Across the globe, industrial societies thrive on an extensive use of water to run their manufacturing facilities and workplaces.
Across the globe, industrial societies thrive on an extensive use of water to run their manufacturing facilities and workplaces. These industries discharge large quantities of water from their sites, and should assume responsibility by ensuring they leave no footprint. So, while the utility of water resources by Indian manufacturing firms will be inevitable as the country makes economic progress, how can these entities attain a ‘water positive’ status that is tied up with their overarching sustainable development vision? It is important that India Inc walks the talk and steps up efforts in resolving India’s looming water crisis. This will also give them the ‘license to lead’. The water situation in India reflects many concerns. A 2016 report by an international organisation,Water Aid India (WAI), has pointed out that 76 million Indians have no access to safe drinking water supply. Water supply in India for long has been dependent on two principal sources — rivers and groundwater. While Indian rivers continue to shrink as a result of gross industrial pollution, a growth in population over the decades has resulted in the depletion of groundwater resources.
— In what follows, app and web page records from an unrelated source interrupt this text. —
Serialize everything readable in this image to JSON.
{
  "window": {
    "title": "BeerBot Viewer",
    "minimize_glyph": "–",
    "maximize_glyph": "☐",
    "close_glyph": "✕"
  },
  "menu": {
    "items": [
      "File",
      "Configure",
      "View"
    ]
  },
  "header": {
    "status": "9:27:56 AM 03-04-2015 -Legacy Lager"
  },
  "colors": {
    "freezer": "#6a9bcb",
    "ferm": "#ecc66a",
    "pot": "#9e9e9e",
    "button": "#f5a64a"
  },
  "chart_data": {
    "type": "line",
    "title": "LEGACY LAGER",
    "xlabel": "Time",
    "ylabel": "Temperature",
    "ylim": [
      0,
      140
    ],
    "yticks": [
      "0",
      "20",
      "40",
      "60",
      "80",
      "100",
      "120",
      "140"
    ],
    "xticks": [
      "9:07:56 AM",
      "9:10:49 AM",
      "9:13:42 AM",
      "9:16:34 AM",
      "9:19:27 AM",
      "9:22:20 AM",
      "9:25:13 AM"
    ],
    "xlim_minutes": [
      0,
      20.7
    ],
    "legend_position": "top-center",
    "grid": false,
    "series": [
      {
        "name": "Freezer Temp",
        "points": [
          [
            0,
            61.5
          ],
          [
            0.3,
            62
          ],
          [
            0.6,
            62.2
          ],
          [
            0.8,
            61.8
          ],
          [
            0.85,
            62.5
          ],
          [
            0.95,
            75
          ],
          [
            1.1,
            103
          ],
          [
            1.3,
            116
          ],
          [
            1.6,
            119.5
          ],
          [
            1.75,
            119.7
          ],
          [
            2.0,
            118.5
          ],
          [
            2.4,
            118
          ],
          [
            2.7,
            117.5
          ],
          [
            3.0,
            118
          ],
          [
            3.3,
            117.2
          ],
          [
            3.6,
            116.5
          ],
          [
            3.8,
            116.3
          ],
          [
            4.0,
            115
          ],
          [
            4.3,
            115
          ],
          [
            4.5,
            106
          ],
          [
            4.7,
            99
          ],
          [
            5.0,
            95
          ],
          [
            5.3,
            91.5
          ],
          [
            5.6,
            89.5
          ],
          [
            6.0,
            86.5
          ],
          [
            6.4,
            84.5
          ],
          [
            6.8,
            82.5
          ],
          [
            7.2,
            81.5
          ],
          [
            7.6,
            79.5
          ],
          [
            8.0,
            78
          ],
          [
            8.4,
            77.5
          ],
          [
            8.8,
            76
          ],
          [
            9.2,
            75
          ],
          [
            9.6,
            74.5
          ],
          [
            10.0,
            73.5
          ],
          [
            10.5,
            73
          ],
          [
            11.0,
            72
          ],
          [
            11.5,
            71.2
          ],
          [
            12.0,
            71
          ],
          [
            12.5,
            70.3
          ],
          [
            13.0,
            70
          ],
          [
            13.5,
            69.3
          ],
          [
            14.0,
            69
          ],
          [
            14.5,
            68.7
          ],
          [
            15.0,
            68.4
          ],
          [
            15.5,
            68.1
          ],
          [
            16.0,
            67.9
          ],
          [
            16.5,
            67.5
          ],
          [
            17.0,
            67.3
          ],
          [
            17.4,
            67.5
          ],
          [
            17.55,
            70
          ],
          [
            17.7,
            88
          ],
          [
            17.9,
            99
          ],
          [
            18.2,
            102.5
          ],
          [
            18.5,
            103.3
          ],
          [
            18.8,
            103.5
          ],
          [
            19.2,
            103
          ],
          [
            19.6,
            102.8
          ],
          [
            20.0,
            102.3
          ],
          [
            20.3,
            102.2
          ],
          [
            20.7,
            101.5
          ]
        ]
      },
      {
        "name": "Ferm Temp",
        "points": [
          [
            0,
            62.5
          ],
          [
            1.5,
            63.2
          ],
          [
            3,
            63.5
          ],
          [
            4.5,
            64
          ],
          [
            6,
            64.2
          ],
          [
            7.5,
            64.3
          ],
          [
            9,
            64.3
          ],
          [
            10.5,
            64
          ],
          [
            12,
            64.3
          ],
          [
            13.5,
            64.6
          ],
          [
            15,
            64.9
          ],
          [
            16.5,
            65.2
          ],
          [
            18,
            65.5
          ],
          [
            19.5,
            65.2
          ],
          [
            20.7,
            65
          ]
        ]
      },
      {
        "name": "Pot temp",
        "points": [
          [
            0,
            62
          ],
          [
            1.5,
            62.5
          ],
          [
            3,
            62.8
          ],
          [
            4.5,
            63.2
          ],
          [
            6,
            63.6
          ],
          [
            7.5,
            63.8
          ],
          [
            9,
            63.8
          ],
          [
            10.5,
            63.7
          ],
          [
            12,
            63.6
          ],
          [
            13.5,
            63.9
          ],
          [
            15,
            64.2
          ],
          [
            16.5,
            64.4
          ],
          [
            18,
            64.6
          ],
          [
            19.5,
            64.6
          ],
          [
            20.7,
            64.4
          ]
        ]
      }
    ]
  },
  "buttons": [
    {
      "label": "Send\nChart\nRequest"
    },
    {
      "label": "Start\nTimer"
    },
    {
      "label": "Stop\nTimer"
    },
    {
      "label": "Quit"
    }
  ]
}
Little wonder that the Indian government too has announced a water index to rank states on the merit of their water management capabilities. These developments clearly underscore the government’s renewed approach towards water conservation. But, will the government efforts alone suffice for delivering the ‘water for all’ promise?
Just like the carbon footprint, water management and resource development must feature on the corporate agenda. Companies need to first assess their water footprint or the total volume of freshwater that is used to run and support their company operations. By proactively reducing the water footprint, companies can turn water into a competitive advantage.
Indian corporates must adopt a three-pronged sustainability approach of reducing, recycling and replenishing water resources. Metering, monitoring and controlling water usage at manufacturing facilities, corporate and regional offices will be vital going forward. Companies can today deploy innovative water tools that measure and prioritise efficient use of water.
It is also becoming increasingly important for corporates to educate communities in rural locations they operate in on traditional methods such as rainwater harvesting and groundwater restoration. Investments must be channelised towards corporate social responsibility endeavors that empower farming communities with water efficient techniques like drip irrigation. Conjunctive use of surface and groundwater should be promoted for optimum utilisation of canal water and enhancing productivity.
Partnering with private institutes and universities for research on water management and resource development will be critical in India Inc’s quest for enabling a sustainable tomorrow. Fostering relations with local water administrators and researchers to improve systems for measuring and explaining variation in water resources will go a long way for India Inc in paving the way for a greener future.
To create a sustainable tomorrow, it is important that corporates broaden their view on the value they bring to societies. They will have to collaborate with the government on the mission in achieving their sustainable development goals with renewed emphasis on clean water and sanitation. They also need to revise the way an organisation’s success is measured and taken into account, both its positive and negative impact.
Needless to add, there has to be a focused strategic decision to prioritise the organisation’s significant levers to reveal the bigger picture. This could start by adopting strategic projects and measuring the positive and negative impacts that would include the sum total of all actions in economic, environmental and social areas to create more value on triple bottomline of people, planet and profit. Only then can one say an organisation’s ‘true value’ has been achieved.